## Task directions
Collect all lines below with the string "content".

● ● ● ●

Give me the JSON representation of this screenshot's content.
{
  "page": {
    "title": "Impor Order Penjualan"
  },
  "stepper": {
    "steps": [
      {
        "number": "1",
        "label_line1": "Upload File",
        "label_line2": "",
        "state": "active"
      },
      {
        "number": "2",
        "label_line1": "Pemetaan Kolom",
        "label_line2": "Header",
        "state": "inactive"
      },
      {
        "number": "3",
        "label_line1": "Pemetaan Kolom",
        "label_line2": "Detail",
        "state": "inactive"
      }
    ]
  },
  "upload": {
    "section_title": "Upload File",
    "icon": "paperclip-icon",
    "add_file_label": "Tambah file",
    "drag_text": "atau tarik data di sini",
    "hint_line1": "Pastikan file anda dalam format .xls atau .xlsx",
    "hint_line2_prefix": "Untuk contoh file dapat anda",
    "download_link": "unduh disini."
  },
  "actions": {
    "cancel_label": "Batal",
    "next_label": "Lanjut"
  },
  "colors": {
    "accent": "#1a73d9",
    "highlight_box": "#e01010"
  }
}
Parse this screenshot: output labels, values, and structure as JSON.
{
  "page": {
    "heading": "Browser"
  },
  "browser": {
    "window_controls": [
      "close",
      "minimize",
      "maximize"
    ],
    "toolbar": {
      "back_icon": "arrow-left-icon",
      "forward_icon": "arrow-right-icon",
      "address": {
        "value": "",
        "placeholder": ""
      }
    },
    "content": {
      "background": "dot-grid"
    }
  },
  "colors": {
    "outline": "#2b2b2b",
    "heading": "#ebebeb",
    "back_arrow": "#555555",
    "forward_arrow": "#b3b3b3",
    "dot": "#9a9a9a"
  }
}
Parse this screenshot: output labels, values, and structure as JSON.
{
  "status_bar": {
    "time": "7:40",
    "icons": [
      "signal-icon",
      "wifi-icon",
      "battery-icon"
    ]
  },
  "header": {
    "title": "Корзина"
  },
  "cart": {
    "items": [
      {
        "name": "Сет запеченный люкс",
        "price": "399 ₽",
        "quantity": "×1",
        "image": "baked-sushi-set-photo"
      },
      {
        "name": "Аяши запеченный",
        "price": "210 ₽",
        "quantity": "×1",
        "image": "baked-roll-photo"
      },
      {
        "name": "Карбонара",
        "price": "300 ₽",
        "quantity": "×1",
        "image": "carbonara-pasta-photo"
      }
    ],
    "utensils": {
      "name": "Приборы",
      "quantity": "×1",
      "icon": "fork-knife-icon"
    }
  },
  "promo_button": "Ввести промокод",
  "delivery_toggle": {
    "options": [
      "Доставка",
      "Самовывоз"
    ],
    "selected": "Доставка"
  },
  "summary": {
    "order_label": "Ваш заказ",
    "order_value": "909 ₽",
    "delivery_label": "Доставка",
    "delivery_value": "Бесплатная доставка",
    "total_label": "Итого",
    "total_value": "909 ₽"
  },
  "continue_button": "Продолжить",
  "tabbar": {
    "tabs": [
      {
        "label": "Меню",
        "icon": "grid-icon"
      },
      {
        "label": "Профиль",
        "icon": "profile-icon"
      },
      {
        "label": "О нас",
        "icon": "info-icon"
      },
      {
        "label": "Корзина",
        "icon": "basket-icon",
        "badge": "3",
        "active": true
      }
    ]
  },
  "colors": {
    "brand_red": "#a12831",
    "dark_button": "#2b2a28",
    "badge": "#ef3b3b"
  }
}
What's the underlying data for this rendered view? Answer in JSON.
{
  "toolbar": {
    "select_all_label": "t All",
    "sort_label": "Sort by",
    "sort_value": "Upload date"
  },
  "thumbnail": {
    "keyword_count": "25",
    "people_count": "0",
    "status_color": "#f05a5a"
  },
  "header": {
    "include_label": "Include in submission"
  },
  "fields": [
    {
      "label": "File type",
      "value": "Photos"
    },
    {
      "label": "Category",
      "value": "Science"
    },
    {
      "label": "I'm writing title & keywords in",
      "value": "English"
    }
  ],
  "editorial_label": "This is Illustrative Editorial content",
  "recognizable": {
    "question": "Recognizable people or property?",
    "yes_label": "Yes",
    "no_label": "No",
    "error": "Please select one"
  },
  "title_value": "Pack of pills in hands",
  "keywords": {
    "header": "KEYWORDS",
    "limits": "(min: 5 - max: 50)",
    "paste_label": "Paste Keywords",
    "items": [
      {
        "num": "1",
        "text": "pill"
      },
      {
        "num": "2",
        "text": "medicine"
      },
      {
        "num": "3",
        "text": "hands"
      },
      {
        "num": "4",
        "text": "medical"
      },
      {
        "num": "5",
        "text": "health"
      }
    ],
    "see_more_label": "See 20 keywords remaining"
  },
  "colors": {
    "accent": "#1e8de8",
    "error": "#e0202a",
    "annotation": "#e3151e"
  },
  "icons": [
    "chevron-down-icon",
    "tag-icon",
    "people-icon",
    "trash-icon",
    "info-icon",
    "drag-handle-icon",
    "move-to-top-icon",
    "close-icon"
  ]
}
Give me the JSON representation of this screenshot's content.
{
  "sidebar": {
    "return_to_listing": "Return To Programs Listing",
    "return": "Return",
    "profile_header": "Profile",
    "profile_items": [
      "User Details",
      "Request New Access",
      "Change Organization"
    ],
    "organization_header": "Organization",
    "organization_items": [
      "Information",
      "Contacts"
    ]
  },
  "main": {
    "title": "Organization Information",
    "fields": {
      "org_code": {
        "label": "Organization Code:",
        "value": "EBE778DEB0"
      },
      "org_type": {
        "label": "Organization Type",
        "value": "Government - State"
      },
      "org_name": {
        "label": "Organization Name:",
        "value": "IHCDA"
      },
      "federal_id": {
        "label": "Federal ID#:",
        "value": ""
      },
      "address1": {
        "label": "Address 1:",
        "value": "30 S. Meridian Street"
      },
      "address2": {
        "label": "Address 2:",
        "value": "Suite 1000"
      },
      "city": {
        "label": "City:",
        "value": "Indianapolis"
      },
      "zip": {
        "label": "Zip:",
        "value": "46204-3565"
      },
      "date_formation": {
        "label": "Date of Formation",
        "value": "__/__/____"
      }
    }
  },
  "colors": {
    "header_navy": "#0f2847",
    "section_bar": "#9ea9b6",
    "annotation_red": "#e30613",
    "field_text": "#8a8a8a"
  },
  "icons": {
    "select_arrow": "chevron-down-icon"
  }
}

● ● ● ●

## Written solution
Give me the JSON representation of this screenshot's content.
    "content": {
  "editorial_label": "This is Illustrative Editorial content",
Give me the JSON representation of this screenshot's content.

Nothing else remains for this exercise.